Research Article  |   June 2019
Energy Conservation Management for People With Multiple Sclerosis–Related Fatigue: Who Benefits?
Author Affiliations
  • Lyan J. M. Blikman, PhD, is Job Coordinator, Research Support, Twente University, Enschede, the Netherlands. At the time of this study, she was PhD Student, Department of Rehabilitation Medicine, Erasmus MC University Medical Center, Rotterdam, the Netherlands.
  • Jetty van Meeteren, MD, PhD, is Physiatrist, Department of Rehabilitation Medicine, Erasmus MC University Medical Center, Rotterdam, the Netherlands, and Physiatrist, Rijndam Rehabilitation Center, Rotterdam, the Netherlands; j.vanmeeteren@erasmusmc.nl
  • Jos W. R. Twisk, PhD, is Statistician and Epidemiologist, Department of Epidemiology and Biostatistics, VU University Medical Center, Amsterdam, the Netherlands.
  • Fred A. J. de Laat, MD, PhD, is Physiatrist, Department of Rehabilitation, Libra Rehabilitation Medicine and Audiology, Tilburg, the Netherlands.
  • Vincent de Groot, MD, PhD, is Physiatrist, Department of Rehabilitation Medicine, MS Center Amsterdam, Amsterdam Public Health, VU University Medical Center, Amsterdam, the Netherlands.
  • Heleen Beckerman, MD, PhD, is Assistant Professor, Department of Rehabilitation Medicine, MS Center Amsterdam, Amsterdam Public Health, VU University Medical Center, Amsterdam, the Netherlands.
  • Henk J. Stam, MD, PhD, FRCP, is Physiatrist, Department of Rehabilitation Medicine, Erasmus MC University Medical Center, Rotterdam, the Netherlands.
  • Johannes B. J. Bussmann, PhD, is Associate Professor, Department of Rehabilitation Medicine, Erasmus MC University Medical Center, Rotterdam, the Netherlands.
Article Information
Multiple Sclerosis / Neurologic Conditions / Research Articles
Research Article   |   June 2019
Energy Conservation Management for People With Multiple Sclerosis–Related Fatigue: Who Benefits?
American Journal of Occupational Therapy, 06 2019, Vol. 73, 7304205040p1-7304205040p9. doi:10.5014/ajot.2019.032474
American Journal of Occupational Therapy, 06 2019, Vol. 73, 7304205040p1-7304205040p9. doi:10.5014/ajot.2019.032474
Abstract

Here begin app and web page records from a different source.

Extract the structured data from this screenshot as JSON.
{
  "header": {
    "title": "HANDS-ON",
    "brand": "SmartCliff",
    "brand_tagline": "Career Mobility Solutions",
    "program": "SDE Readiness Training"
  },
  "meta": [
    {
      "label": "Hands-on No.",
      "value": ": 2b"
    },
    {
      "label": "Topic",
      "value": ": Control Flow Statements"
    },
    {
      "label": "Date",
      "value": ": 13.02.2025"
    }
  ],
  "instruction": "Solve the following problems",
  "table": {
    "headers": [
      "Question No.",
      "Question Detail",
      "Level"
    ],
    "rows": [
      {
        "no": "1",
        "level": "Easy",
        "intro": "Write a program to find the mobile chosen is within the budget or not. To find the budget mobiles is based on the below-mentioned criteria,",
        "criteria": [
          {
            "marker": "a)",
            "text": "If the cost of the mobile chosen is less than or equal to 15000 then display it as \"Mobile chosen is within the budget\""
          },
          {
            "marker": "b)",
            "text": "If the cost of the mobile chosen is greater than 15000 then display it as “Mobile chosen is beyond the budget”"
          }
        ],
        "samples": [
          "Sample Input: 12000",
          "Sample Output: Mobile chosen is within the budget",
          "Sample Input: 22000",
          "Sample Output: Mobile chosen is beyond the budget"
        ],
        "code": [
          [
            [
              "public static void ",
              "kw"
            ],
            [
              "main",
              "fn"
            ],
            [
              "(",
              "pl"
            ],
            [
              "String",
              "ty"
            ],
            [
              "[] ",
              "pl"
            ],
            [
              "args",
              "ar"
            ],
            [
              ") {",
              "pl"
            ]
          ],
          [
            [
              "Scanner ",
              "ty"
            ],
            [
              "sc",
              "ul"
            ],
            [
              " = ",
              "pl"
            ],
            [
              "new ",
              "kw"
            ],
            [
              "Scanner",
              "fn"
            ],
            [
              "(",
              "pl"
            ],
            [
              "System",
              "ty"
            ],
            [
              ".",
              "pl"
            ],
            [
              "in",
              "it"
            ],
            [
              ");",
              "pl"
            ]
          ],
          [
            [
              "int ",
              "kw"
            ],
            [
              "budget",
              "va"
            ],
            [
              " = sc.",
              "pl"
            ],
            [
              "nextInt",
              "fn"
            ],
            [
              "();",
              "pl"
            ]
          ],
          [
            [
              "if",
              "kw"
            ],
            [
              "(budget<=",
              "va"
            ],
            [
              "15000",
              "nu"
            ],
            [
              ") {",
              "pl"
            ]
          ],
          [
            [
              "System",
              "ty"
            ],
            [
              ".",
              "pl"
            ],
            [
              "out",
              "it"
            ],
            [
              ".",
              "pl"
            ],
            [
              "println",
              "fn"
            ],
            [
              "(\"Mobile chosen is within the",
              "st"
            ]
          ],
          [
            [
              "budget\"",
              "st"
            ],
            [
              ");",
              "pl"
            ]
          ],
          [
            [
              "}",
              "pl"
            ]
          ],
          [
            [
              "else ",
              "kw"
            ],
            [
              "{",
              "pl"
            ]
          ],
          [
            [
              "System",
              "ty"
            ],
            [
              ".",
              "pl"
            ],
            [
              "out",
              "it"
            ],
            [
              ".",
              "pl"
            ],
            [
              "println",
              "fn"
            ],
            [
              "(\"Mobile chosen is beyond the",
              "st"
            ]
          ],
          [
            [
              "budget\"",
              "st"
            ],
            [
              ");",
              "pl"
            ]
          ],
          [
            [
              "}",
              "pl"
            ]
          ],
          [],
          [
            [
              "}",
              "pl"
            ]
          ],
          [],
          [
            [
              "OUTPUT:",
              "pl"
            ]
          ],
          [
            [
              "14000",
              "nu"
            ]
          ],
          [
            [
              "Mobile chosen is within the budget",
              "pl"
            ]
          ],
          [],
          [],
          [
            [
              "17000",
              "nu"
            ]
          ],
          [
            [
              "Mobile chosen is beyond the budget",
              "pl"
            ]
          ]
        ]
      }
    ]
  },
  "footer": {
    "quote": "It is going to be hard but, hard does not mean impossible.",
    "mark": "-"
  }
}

OBJECTIVE. We investigated whether demographic, disease-related, or personal baseline determinants can predict a positive response to energy conservation management (ECM).

METHOD. We conducted a secondary analysis of a single-blind, two-parallel-arms randomized controlled trial that included ambulatory adults with severe MS-related fatigue. Therapy responders and nonresponders were categorized by Checklist Individual Strength fatigue change scores between baseline and end of treatment. Logistic regression analyses were used to assess the determinants of response.

RESULTS. Sixty-nine participants were included (ECM group, n = 34; control group, n = 35). In the ECM group, fatigue severity, perception of fatigue, illness cognitions about MS, and social support discrepancies were related to the probability of being a responder.

CONCLUSION. The results suggest that people with MS-related fatigue who had a less negative perception of fatigue and who perceived fewer disease benefits and a higher discrepancy in social support had the best response to ECM treatment.